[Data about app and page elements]
*** Begin section ***
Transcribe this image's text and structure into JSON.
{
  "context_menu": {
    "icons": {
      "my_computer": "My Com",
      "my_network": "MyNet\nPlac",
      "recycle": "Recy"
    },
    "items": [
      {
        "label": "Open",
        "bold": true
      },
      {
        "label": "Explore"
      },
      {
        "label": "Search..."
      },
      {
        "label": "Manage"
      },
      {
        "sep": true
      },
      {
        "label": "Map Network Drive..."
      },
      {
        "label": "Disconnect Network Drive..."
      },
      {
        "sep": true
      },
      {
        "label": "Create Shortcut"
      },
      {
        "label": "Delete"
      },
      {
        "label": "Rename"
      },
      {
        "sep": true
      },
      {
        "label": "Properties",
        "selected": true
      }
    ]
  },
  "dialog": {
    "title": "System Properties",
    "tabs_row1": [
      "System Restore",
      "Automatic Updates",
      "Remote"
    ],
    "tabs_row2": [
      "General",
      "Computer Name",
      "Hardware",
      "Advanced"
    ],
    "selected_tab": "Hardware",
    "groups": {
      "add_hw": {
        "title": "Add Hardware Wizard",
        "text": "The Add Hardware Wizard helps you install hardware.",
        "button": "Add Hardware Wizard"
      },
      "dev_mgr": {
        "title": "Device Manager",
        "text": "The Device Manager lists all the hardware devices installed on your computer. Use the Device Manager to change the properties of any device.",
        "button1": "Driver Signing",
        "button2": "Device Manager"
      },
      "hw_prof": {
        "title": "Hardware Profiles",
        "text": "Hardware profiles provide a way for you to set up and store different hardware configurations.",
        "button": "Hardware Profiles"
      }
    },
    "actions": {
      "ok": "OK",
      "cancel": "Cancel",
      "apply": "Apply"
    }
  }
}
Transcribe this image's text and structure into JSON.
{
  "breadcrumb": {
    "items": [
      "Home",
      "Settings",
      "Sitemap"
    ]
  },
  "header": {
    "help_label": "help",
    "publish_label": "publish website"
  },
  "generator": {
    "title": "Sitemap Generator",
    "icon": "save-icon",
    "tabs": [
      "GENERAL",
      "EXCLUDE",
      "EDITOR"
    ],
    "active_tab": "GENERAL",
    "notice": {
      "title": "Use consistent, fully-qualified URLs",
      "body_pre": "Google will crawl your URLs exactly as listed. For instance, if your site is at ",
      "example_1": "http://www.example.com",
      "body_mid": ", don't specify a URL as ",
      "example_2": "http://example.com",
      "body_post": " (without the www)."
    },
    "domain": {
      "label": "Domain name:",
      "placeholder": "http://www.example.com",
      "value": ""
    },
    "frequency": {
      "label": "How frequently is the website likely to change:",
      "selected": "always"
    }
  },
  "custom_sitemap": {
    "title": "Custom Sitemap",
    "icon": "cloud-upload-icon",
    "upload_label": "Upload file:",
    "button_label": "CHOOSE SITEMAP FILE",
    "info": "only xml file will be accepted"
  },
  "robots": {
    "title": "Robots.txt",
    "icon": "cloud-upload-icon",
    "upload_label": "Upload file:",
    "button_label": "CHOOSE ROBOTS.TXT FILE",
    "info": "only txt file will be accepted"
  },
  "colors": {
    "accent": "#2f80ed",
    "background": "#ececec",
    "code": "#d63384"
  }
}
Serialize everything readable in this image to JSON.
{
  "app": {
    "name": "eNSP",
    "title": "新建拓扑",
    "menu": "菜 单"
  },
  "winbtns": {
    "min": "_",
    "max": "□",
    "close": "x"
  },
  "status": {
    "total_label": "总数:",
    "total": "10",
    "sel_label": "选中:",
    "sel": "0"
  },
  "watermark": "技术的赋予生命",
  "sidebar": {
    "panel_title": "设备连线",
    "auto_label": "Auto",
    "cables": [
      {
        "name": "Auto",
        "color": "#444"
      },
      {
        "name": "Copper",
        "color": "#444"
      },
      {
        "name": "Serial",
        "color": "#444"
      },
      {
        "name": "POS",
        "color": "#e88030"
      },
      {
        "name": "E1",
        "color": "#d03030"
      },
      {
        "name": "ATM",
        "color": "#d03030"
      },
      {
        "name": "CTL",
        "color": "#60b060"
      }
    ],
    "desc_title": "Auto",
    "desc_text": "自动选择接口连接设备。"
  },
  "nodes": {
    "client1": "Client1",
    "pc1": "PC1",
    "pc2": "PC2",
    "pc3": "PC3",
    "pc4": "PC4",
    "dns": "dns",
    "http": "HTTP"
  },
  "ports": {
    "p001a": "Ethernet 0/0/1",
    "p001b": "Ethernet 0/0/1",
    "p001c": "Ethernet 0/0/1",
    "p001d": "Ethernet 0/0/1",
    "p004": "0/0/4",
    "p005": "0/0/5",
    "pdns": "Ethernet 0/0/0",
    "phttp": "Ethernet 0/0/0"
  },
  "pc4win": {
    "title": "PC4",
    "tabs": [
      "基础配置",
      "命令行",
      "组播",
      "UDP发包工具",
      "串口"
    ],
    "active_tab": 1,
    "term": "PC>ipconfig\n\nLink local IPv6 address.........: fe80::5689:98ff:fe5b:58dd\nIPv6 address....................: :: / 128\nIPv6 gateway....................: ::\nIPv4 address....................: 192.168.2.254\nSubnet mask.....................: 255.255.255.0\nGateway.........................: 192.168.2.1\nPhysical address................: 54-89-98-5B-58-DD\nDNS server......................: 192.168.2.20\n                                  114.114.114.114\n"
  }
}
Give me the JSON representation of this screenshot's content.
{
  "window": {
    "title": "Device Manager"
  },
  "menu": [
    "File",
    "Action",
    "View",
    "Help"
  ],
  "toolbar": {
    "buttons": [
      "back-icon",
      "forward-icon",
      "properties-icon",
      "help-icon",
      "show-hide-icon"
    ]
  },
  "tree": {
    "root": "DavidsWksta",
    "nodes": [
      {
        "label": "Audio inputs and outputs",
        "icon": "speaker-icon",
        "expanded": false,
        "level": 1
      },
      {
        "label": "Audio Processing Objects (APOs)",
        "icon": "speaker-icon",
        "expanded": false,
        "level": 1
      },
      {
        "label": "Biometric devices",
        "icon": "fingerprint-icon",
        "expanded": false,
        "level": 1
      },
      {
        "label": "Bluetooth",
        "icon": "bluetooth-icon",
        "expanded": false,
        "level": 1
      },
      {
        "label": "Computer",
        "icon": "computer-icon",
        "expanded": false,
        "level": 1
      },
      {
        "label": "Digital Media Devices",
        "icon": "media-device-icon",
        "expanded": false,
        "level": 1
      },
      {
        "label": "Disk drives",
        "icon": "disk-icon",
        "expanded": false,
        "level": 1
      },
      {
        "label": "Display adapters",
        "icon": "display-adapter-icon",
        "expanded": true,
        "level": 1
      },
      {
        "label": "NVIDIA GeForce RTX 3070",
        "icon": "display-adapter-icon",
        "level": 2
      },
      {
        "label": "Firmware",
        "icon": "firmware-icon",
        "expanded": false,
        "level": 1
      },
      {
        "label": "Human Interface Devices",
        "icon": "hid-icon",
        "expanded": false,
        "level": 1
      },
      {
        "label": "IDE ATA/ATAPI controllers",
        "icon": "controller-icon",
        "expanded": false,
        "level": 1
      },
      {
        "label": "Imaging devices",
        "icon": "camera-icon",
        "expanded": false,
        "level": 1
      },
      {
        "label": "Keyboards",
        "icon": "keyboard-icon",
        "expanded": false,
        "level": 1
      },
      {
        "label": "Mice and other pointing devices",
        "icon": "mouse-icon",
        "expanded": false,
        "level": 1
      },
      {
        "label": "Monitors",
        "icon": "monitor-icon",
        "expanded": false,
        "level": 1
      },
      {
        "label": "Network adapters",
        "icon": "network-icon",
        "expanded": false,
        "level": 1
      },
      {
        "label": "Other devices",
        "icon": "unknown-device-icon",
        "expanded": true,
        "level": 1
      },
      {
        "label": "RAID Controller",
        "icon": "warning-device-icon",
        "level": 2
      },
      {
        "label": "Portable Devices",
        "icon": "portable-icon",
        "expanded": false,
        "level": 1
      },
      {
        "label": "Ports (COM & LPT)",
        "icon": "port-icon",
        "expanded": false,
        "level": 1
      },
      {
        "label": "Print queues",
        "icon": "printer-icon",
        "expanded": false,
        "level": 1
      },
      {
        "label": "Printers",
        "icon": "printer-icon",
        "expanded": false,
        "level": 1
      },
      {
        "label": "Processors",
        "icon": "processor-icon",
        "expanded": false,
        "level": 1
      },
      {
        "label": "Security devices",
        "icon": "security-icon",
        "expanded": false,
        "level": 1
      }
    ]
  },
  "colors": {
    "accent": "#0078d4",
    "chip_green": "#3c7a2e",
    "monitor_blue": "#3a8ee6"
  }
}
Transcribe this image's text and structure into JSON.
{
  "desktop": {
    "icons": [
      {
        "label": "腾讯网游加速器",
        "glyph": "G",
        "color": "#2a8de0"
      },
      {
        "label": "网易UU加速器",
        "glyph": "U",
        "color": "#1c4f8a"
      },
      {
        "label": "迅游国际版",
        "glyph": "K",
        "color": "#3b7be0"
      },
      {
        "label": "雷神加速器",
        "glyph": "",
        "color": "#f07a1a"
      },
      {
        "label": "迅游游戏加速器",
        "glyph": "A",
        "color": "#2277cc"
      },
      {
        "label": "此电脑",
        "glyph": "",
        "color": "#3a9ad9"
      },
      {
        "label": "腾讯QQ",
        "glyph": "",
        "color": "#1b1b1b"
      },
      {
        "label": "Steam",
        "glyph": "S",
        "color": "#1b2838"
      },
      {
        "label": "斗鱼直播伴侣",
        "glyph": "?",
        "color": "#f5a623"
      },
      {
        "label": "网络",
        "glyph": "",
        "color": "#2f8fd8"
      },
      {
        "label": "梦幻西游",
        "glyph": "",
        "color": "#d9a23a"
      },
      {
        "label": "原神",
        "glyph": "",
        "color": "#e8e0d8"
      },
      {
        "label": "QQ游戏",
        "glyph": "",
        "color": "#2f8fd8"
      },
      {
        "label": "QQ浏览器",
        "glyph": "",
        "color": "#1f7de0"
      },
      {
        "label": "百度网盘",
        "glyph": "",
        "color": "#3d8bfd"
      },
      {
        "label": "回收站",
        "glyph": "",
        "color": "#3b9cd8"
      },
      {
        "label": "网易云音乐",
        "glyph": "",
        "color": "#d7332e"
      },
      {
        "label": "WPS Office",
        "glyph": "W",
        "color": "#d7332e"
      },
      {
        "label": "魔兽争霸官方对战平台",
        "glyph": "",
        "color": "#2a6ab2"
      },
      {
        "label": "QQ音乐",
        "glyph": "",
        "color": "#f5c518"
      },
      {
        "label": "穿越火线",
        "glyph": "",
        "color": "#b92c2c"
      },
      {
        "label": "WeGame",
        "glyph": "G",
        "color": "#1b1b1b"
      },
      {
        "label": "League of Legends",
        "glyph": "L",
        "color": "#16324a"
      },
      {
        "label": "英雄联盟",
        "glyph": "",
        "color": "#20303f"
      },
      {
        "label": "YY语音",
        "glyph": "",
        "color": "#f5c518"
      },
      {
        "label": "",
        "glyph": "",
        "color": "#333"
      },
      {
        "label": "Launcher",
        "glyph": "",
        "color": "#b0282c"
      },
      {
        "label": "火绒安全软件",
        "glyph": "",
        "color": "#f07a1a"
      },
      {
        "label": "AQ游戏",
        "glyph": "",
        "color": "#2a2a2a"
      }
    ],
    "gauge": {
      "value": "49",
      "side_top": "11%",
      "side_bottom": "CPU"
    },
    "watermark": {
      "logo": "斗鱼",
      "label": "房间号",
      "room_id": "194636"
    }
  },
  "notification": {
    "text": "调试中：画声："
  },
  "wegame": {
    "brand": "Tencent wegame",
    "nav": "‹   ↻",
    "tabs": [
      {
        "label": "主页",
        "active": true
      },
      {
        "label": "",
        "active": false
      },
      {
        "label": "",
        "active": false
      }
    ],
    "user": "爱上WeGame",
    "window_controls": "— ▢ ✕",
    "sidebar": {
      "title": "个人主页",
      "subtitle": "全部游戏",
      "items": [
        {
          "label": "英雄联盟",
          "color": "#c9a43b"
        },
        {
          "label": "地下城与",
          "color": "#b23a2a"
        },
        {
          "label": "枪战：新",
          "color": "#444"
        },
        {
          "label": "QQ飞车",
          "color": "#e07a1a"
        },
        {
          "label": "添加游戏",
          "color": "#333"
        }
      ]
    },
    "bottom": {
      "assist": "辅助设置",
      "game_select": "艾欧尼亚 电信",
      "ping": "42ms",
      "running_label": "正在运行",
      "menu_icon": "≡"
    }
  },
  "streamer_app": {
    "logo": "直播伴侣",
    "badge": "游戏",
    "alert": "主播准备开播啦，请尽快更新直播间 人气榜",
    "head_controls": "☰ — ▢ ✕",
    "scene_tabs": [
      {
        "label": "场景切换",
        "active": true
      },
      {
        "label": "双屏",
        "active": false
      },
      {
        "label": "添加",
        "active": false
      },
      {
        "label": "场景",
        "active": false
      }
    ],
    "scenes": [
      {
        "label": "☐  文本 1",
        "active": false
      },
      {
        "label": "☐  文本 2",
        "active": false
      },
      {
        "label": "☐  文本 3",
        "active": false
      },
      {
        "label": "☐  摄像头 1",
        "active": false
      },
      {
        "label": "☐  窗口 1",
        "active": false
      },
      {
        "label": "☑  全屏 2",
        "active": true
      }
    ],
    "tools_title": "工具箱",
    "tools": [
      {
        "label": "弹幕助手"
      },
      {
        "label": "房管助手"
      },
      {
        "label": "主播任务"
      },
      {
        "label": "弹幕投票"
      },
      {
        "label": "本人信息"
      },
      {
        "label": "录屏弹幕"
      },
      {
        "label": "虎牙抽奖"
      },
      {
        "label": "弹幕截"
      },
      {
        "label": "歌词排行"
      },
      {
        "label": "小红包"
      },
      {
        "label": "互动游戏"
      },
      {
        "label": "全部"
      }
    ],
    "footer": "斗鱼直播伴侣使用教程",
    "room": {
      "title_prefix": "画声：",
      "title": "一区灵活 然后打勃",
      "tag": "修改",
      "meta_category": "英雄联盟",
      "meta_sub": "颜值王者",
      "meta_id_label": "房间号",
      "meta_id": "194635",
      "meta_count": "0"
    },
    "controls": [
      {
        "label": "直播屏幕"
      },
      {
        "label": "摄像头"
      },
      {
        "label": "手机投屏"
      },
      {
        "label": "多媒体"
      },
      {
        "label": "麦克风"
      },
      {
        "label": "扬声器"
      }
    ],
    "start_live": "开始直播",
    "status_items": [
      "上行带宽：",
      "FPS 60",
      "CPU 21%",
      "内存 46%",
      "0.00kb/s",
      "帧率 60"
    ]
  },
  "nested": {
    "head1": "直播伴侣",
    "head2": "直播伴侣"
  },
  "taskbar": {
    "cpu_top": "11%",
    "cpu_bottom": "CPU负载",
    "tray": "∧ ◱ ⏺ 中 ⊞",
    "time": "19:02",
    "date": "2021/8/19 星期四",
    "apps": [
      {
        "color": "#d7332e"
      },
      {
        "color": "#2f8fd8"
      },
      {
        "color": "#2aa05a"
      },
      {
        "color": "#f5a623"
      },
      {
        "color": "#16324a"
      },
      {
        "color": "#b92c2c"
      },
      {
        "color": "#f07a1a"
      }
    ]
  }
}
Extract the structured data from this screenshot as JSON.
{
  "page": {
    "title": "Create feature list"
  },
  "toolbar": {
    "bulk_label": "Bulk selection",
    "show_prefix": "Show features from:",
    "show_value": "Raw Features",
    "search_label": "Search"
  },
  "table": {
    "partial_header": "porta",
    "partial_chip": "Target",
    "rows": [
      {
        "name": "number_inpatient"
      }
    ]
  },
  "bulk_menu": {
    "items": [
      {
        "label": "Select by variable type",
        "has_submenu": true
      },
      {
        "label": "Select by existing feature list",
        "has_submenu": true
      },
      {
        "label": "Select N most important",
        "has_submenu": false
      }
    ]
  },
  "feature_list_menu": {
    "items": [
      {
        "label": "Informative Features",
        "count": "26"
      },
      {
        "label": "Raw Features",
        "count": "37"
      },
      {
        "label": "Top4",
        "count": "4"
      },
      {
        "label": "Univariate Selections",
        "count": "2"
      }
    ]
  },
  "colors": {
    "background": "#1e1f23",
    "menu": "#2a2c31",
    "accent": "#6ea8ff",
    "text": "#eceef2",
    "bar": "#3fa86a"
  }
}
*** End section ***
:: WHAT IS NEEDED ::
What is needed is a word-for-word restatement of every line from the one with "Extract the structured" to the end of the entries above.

:: SOLUTION TO THE EXERCISE ::
Extract the structured data from this screenshot as JSON.
{
  "page": {
    "title": "Create feature list"
  },
  "toolbar": {
    "bulk_label": "Bulk selection",
    "show_prefix": "Show features from:",
    "show_value": "Raw Features",
    "search_label": "Search"
  },
  "table": {
    "partial_header": "porta",
    "partial_chip": "Target",
    "rows": [
      {
        "name": "number_inpatient"
      }
    ]
  },
  "bulk_menu": {
    "items": [
      {
        "label": "Select by variable type",
        "has_submenu": true
      },
      {
        "label": "Select by existing feature list",
        "has_submenu": true
      },
      {
        "label": "Select N most important",
        "has_submenu": false
      }
    ]
  },
  "feature_list_menu": {
    "items": [
      {
        "label": "Informative Features",
        "count": "26"
      },
      {
        "label": "Raw Features",
        "count": "37"
      },
      {
        "label": "Top4",
        "count": "4"
      },
      {
        "label": "Univariate Selections",
        "count": "2"
      }
    ]
  },
  "colors": {
    "background": "#1e1f23",
    "menu": "#2a2c31",
    "accent": "#6ea8ff",
    "text": "#eceef2",
    "bar": "#3fa86a"
  }
}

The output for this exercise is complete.